▶ **WHAT YOU WILL DO**
Your answer must consist of every line from the data below that includes the word "convertStatus".

▶ **MATERIAL FOR THE TASK**
^^^^

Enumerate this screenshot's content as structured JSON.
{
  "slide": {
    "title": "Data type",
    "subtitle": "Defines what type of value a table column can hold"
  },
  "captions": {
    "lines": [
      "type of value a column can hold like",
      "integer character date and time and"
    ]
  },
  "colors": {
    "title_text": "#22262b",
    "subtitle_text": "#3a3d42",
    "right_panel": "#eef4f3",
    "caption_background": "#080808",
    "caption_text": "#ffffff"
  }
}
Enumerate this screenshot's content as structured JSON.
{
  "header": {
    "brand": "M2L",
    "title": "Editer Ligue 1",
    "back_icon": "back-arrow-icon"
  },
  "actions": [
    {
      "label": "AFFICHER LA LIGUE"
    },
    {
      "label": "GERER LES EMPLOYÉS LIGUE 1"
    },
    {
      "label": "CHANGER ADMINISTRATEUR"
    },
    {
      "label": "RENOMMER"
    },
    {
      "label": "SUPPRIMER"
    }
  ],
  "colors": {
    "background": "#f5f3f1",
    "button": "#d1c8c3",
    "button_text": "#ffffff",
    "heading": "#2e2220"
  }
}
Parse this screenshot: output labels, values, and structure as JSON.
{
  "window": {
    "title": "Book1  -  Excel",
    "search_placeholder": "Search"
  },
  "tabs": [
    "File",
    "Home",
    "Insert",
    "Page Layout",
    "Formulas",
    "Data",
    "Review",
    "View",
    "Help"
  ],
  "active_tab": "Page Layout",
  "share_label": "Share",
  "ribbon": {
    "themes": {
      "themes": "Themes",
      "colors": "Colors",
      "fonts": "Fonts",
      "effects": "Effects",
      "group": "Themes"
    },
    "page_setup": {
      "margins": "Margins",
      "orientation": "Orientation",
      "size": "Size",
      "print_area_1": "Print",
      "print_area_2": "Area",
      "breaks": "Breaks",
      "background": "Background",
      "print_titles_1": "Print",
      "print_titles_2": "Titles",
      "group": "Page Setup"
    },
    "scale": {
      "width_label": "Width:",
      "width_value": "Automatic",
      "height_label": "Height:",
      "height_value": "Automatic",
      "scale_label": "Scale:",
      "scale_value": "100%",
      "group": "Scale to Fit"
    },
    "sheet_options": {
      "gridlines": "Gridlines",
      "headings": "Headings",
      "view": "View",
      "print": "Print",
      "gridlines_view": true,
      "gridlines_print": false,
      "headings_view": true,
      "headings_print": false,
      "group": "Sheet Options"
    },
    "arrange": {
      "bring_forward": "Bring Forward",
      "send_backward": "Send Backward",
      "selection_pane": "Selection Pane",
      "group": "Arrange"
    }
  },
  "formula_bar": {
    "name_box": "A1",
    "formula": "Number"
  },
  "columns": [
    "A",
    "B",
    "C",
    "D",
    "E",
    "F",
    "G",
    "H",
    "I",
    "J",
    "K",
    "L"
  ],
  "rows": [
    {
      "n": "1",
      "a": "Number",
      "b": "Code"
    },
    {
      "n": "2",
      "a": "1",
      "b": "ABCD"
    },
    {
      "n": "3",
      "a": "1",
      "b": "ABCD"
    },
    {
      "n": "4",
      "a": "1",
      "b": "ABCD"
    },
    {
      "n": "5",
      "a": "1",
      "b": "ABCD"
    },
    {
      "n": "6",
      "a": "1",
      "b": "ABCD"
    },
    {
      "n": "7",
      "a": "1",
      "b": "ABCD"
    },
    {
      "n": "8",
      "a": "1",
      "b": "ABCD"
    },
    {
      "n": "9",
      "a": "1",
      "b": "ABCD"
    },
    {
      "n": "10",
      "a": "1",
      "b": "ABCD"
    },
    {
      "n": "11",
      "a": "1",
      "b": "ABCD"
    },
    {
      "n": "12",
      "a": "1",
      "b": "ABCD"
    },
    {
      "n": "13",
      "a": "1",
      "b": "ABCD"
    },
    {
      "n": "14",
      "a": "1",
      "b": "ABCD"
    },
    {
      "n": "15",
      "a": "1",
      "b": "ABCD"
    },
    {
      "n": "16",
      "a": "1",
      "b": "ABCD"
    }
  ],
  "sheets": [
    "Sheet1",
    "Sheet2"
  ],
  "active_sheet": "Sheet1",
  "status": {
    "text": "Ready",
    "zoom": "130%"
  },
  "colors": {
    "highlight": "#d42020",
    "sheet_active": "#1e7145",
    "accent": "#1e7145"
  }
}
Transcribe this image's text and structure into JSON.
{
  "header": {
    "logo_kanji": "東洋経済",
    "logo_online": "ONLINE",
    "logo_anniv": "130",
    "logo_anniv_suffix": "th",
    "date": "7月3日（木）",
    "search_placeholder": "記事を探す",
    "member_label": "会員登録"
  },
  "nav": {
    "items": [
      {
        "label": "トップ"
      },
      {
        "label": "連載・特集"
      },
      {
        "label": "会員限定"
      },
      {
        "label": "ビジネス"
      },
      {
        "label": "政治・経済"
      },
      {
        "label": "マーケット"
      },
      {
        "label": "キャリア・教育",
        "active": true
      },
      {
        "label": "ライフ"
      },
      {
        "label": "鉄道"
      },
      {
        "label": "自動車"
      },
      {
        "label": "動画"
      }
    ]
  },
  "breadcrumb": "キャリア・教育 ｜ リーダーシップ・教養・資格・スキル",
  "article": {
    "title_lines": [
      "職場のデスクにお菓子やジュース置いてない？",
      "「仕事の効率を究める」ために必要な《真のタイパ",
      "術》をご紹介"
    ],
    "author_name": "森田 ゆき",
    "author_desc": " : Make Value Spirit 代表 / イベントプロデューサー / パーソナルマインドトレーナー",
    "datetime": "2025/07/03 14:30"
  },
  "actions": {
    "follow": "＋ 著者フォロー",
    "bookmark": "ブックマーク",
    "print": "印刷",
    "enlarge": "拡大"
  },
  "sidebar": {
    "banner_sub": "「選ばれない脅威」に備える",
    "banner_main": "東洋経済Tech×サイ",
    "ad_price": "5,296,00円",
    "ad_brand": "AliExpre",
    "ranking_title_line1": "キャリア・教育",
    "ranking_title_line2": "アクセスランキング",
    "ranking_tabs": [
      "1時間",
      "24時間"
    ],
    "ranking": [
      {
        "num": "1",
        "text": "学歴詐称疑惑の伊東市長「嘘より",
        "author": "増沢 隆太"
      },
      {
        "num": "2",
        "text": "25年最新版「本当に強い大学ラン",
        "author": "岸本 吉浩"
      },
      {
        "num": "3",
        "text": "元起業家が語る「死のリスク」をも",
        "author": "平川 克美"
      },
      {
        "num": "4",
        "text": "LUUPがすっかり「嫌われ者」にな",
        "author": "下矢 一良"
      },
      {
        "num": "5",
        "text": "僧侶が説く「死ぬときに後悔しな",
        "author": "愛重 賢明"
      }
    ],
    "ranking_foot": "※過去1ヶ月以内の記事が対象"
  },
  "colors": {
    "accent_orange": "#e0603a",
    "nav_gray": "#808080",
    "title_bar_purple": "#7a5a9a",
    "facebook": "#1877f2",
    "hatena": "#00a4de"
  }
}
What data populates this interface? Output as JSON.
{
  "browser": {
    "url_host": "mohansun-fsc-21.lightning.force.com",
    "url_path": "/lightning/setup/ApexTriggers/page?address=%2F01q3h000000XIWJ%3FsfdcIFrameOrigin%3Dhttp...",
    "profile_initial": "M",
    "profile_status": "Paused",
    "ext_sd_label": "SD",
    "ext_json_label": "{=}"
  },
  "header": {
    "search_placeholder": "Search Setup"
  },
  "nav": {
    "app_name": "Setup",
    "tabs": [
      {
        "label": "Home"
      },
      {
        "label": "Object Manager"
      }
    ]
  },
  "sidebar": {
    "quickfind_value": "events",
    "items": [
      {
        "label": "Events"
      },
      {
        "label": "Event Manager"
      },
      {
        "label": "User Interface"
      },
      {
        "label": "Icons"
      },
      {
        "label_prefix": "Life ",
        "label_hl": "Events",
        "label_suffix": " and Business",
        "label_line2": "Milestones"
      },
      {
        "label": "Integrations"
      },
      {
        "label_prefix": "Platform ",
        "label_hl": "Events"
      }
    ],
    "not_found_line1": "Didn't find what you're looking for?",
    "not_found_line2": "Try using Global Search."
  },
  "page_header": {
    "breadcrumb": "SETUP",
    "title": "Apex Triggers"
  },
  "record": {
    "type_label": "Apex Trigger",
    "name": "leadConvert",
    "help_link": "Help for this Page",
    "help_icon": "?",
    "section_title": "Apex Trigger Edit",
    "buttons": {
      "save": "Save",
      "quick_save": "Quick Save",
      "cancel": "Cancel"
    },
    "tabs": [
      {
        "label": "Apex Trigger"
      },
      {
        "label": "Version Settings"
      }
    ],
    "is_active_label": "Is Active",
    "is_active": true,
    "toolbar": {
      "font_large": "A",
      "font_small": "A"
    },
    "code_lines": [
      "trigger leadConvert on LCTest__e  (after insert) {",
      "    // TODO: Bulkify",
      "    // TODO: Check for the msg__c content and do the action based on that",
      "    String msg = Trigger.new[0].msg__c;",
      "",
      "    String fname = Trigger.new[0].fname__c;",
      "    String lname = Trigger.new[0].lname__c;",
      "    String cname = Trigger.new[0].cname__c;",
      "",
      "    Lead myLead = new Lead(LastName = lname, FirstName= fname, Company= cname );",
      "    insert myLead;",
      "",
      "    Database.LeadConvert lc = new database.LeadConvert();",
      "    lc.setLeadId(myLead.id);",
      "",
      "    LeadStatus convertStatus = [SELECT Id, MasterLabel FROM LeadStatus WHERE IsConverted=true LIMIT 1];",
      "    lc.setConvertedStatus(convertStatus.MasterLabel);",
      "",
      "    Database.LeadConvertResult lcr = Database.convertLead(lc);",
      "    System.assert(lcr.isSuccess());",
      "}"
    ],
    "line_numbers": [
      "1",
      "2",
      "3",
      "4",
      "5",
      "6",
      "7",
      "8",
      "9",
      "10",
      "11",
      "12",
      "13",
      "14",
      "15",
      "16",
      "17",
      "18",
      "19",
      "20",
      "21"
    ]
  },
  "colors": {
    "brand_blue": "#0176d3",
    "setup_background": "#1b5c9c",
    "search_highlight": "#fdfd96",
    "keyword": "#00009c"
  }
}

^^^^

▶ **SOLVED PROBLEM**
      "    LeadStatus convertStatus = [SELECT Id, MasterLabel FROM LeadStatus WHERE IsConverted=true LIMIT 1];",
      "    lc.setConvertedStatus(convertStatus.MasterLabel);",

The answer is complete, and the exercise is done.